Hopefully, you took a look at our recent article 5 Books for Going Green
, have read them all (or at least perused) and are now ready for more. To point you in the right direction, here are five books I have read, thoroughly enjoyed and think should be added to your list:
“Do It Gorgeously: How to Make Less Toxic, Less Expensive, and More Beautiful Products” by Sophie UlianoSophie Uliano
is a girl after my own heart, she understands that living sustainably is all about common sense and she makes it all happen with grace and charm. “Do It Gorgeously” is a fabulous collection of green projects and recipes, covering nearly all areas of life. There is so much information packed into this book, from organic teething biscuits and double mint foot lotion to deodorizing car spray and non-toxic cleaners. Not only does Ms. Uliano give us fantastic recipes and tips, she explains why we should keep ourselves and our homes toxin free.
“Energy-Wise Landscape Design: A New Approach for your Home and Garden” by Sue Reed
Within the pages of “Energy-Wise Landscape Design
,” Sue Reed deftly educates us about the history of the “traditional” lawn in our country and how we can replace some of our lawn with other things or create a completely lawn-free landscape.
“In the ultimate irony, to keep grass free of weeds, we blithely spread bags full of chemicals that harm the health of ourselves and our children, our pets and our friends, not to mention a whole world of wild creatures we never see or consider,” wrote Reed in “Energy-Wise Landscape Design.”
Along with the plethora of information packed into this book, there are beautiful photos and detailed drawings, giving us a lesson in landscape design while opening our eyes to the possibilities of our individual landscapes.

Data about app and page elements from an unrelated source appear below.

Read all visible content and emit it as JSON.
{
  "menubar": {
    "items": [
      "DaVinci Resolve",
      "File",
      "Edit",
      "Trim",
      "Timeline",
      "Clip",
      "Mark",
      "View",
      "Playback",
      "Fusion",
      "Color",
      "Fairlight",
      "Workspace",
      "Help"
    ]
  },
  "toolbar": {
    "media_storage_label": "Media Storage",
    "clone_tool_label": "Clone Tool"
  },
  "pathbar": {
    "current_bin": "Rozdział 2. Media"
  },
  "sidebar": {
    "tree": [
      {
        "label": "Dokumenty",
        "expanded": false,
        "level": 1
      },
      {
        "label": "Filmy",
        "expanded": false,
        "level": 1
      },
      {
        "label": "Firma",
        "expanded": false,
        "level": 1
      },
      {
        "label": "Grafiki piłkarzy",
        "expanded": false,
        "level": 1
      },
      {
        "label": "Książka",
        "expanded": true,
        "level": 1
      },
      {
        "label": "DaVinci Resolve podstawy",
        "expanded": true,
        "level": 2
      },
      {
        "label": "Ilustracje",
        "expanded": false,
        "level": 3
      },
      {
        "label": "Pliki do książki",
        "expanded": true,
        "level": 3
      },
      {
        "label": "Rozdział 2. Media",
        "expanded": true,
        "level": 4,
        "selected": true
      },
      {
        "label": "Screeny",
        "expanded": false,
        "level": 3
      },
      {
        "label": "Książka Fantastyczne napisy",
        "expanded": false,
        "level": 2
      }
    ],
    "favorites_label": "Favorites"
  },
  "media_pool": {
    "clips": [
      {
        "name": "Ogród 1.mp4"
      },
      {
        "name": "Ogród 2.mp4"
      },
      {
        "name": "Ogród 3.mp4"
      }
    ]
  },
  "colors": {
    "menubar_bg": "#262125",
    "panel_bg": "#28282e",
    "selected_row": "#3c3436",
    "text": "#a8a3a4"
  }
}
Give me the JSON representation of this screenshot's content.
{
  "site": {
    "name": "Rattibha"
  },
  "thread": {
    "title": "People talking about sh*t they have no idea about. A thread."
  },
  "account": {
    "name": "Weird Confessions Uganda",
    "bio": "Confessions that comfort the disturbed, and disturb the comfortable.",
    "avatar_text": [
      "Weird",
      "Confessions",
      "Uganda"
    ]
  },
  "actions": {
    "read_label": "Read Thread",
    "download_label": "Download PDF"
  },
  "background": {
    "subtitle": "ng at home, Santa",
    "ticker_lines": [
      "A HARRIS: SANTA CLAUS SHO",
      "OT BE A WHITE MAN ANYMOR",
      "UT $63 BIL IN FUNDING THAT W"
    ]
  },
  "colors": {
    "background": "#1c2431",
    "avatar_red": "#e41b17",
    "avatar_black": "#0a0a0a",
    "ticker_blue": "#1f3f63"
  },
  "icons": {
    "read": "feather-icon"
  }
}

Her voice is full of common sense and charm.
In another one of my favorite quotes from the book, Reed stated, “It’s time for us to imagine a new kind of landscape, one in which beauty is not just a social convention or a glossy magazine image, but also an expression of our social values. Now in the 21st century, we can design, build and care for our landscapes so that in addition to looking attractive they will also work for our own good and the good of the larger world.”
“Reduce, Reuse, Recycle: An Easy Household Guide” by Nicky Scott
“Reduce, Reuse, Recycle
” is packed with wonderful ideas for reducing waste. Just like the book’s title states, this is an easy guide for anyone who wants to reduce, reuse and recycle. It strives to answer many of your recycling questions by providing an A-to-Z listing of everyday household items and how to recycle them.
”In the Green Kitchen: Techniques to Learn by Heart” by Alice Waters
I received this book as a birthday gift and refer to it often. Alice Waters is a well-known local food movement advocate and has been helping people realize the importance of locally grown, sustainable and organic food for decades. “In the Green Kitchen
” contains over fifty mouth-watering recipes, fulfilling its goal to educate readers on how to cook and appreciate good, sustainable food.
The proceeds from In the Green Kitchen support Ms. Waters’ Edible Schoolyard
, a foundation that envisions gardens and kitchens as interactive classrooms for all academic subjects – not just science or home economics – and a free, nutritious, organic lunch for every student.
”Astonishing Art with Recycled Rubbish: Splatter! Splodge! Splash!” by Susan Martineau and Martin UrsellThis wonderful book
is full of easy step-by-step instructions on how to make art from things that might normally end up in your garbage. Every project has clear instructions, with “Think About It” boxes throughout the book, which feature facts about recycling and so on. This is a great tool to have on-hand when teaching your children about reusing and recycling.